Give every line below again, exactly.
Start of TASK DATA
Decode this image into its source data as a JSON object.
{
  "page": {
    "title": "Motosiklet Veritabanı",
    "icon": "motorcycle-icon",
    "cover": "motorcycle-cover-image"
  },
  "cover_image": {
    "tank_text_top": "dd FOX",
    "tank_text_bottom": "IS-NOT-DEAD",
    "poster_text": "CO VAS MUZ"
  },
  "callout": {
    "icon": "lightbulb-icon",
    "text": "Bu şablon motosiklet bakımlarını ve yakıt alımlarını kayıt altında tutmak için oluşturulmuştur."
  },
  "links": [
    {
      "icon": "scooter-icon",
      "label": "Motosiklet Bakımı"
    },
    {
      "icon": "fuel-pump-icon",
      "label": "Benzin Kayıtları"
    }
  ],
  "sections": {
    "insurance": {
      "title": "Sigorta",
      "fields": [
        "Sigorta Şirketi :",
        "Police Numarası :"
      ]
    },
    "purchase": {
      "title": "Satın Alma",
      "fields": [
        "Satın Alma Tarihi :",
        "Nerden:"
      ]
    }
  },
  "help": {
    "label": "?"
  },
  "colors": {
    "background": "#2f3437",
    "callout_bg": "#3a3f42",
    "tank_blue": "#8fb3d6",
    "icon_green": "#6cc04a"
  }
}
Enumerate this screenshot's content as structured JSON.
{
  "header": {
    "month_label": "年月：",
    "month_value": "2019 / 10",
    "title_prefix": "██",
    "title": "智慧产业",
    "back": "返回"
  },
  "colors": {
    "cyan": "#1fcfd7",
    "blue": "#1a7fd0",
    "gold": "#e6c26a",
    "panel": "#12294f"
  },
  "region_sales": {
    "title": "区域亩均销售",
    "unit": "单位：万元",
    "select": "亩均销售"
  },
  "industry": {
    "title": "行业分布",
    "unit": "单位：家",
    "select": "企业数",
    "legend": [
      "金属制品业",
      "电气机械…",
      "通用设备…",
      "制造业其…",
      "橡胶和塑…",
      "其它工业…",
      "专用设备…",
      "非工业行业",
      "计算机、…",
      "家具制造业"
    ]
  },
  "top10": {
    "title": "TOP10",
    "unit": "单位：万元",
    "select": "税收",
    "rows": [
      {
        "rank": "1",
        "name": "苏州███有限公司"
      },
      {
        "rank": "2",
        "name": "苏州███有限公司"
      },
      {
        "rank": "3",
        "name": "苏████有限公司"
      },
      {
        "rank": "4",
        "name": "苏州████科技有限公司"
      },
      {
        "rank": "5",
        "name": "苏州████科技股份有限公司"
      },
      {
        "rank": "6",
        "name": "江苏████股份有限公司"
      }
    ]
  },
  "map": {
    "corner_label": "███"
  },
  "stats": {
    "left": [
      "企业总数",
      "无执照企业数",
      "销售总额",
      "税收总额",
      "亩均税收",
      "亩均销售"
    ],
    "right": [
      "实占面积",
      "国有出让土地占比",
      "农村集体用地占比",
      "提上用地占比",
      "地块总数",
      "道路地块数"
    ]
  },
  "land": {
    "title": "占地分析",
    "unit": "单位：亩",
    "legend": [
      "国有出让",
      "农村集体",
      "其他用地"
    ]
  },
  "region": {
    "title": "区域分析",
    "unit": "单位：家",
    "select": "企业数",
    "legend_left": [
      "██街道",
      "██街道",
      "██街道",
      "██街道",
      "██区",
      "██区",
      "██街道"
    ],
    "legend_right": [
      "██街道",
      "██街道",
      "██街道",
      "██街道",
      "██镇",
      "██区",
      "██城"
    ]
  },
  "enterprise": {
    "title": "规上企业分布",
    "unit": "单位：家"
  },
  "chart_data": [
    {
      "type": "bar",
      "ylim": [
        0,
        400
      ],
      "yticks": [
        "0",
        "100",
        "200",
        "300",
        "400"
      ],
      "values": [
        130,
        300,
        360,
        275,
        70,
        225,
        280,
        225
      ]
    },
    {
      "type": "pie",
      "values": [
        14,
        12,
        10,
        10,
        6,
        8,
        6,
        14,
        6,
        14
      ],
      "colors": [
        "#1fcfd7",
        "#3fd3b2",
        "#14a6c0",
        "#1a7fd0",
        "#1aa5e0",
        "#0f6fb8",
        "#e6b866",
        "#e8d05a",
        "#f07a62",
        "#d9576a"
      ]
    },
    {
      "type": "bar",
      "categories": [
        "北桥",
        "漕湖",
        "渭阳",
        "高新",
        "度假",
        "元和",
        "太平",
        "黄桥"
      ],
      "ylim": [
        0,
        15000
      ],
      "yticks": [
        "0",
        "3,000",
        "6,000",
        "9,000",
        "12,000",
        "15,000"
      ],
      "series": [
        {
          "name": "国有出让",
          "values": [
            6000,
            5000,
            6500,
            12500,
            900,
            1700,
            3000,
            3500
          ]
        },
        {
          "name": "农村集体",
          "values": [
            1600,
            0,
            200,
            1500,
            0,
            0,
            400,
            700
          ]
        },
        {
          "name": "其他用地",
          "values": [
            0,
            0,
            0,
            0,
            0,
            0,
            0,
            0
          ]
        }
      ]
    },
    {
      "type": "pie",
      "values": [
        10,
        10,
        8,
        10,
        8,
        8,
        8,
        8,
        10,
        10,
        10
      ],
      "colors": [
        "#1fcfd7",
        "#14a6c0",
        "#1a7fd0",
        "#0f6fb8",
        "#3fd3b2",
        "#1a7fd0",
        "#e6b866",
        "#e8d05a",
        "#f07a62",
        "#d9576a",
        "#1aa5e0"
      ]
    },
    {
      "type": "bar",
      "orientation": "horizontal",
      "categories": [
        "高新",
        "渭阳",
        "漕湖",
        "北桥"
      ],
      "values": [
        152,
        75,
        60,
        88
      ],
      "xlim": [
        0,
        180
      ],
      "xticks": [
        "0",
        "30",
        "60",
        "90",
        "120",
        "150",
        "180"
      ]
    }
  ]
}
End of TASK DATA
TASK ANSWER:
Decode this image into its source data as a JSON object.
{
  "page": {
    "title": "Motosiklet Veritabanı",
    "icon": "motorcycle-icon",
    "cover": "motorcycle-cover-image"
  },
  "cover_image": {
    "tank_text_top": "dd FOX",
    "tank_text_bottom": "IS-NOT-DEAD",
    "poster_text": "CO VAS MUZ"
  },
  "callout": {
    "icon": "lightbulb-icon",
    "text": "Bu şablon motosiklet bakımlarını ve yakıt alımlarını kayıt altında tutmak için oluşturulmuştur."
  },
  "links": [
    {
      "icon": "scooter-icon",
      "label": "Motosiklet Bakımı"
    },
    {
      "icon": "fuel-pump-icon",
      "label": "Benzin Kayıtları"
    }
  ],
  "sections": {
    "insurance": {
      "title": "Sigorta",
      "fields": [
        "Sigorta Şirketi :",
        "Police Numarası :"
      ]
    },
    "purchase": {
      "title": "Satın Alma",
      "fields": [
        "Satın Alma Tarihi :",
        "Nerden:"
      ]
    }
  },
  "help": {
    "label": "?"
  },
  "colors": {
    "background": "#2f3437",
    "callout_bg": "#3a3f42",
    "tank_blue": "#8fb3d6",
    "icon_green": "#6cc04a"
  }
}
Enumerate this screenshot's content as structured JSON.
{
  "header": {
    "month_label": "年月：",
    "month_value": "2019 / 10",
    "title_prefix": "██",
    "title": "智慧产业",
    "back": "返回"
  },
  "colors": {
    "cyan": "#1fcfd7",
    "blue": "#1a7fd0",
    "gold": "#e6c26a",
    "panel": "#12294f"
  },
  "region_sales": {
    "title": "区域亩均销售",
    "unit": "单位：万元",
    "select": "亩均销售"
  },
  "industry": {
    "title": "行业分布",
    "unit": "单位：家",
    "select": "企业数",
    "legend": [
      "金属制品业",
      "电气机械…",
      "通用设备…",
      "制造业其…",
      "橡胶和塑…",
      "其它工业…",
      "专用设备…",
      "非工业行业",
      "计算机、…",
      "家具制造业"
    ]
  },
  "top10": {
    "title": "TOP10",
    "unit": "单位：万元",
    "select": "税收",
    "rows": [
      {
        "rank": "1",
        "name": "苏州███有限公司"
      },
      {
        "rank": "2",
        "name": "苏州███有限公司"
      },
      {
        "rank": "3",
        "name": "苏████有限公司"
      },
      {
        "rank": "4",
        "name": "苏州████科技有限公司"
      },
      {
        "rank": "5",
        "name": "苏州████科技股份有限公司"
      },
      {
        "rank": "6",
        "name": "江苏████股份有限公司"
      }
    ]
  },
  "map": {
    "corner_label": "███"
  },
  "stats": {
    "left": [
      "企业总数",
      "无执照企业数",
      "销售总额",
      "税收总额",
      "亩均税收",
      "亩均销售"
    ],
    "right": [
      "实占面积",
      "国有出让土地占比",
      "农村集体用地占比",
      "提上用地占比",
      "地块总数",
      "道路地块数"
    ]
  },
  "land": {
    "title": "占地分析",
    "unit": "单位：亩",
    "legend": [
      "国有出让",
      "农村集体",
      "其他用地"
    ]
  },
  "region": {
    "title": "区域分析",
    "unit": "单位：家",
    "select": "企业数",
    "legend_left": [
      "██街道",
      "██街道",
      "██街道",
      "██街道",
      "██区",
      "██区",
      "██街道"
    ],
    "legend_right": [
      "██街道",
      "██街道",
      "██街道",
      "██街道",
      "██镇",
      "██区",
      "██城"
    ]
  },
  "enterprise": {
    "title": "规上企业分布",
    "unit": "单位：家"
  },
  "chart_data": [
    {
      "type": "bar",
      "ylim": [
        0,
        400
      ],
      "yticks": [
        "0",
        "100",
        "200",
        "300",
        "400"
      ],
      "values": [
        130,
        300,
        360,
        275,
        70,
        225,
        280,
        225
      ]
    },
    {
      "type": "pie",
      "values": [
        14,
        12,
        10,
        10,
        6,
        8,
        6,
        14,
        6,
        14
      ],
      "colors": [
        "#1fcfd7",
        "#3fd3b2",
        "#14a6c0",
        "#1a7fd0",
        "#1aa5e0",
        "#0f6fb8",
        "#e6b866",
        "#e8d05a",
        "#f07a62",
        "#d9576a"
      ]
    },
    {
      "type": "bar",
      "categories": [
        "北桥",
        "漕湖",
        "渭阳",
        "高新",
        "度假",
        "元和",
        "太平",
        "黄桥"
      ],
      "ylim": [
        0,
        15000
      ],
      "yticks": [
        "0",
        "3,000",
        "6,000",
        "9,000",
        "12,000",
        "15,000"
      ],
      "series": [
        {
          "name": "国有出让",
          "values": [
            6000,
            5000,
            6500,
            12500,
            900,
            1700,
            3000,
            3500
          ]
        },
        {
          "name": "农村集体",
          "values": [
            1600,
            0,
            200,
            1500,
            0,
            0,
            400,
            700
          ]
        },
        {
          "name": "其他用地",
          "values": [
            0,
            0,
            0,
            0,
            0,
            0,
            0,
            0
          ]
        }
      ]
    },
    {
      "type": "pie",
      "values": [
        10,
        10,
        8,
        10,
        8,
        8,
        8,
        8,
        10,
        10,
        10
      ],
      "colors": [
        "#1fcfd7",
        "#14a6c0",
        "#1a7fd0",
        "#0f6fb8",
        "#3fd3b2",
        "#1a7fd0",
        "#e6b866",
        "#e8d05a",
        "#f07a62",
        "#d9576a",
        "#1aa5e0"
      ]
    },
    {
      "type": "bar",
      "orientation": "horizontal",
      "categories": [
        "高新",
        "渭阳",
        "漕湖",
        "北桥"
      ],
      "values": [
        152,
        75,
        60,
        88
      ],
      "xlim": [
        0,
        180
      ],
      "xticks": [
        "0",
        "30",
        "60",
        "90",
        "120",
        "150",
        "180"
      ]
    }
  ]
}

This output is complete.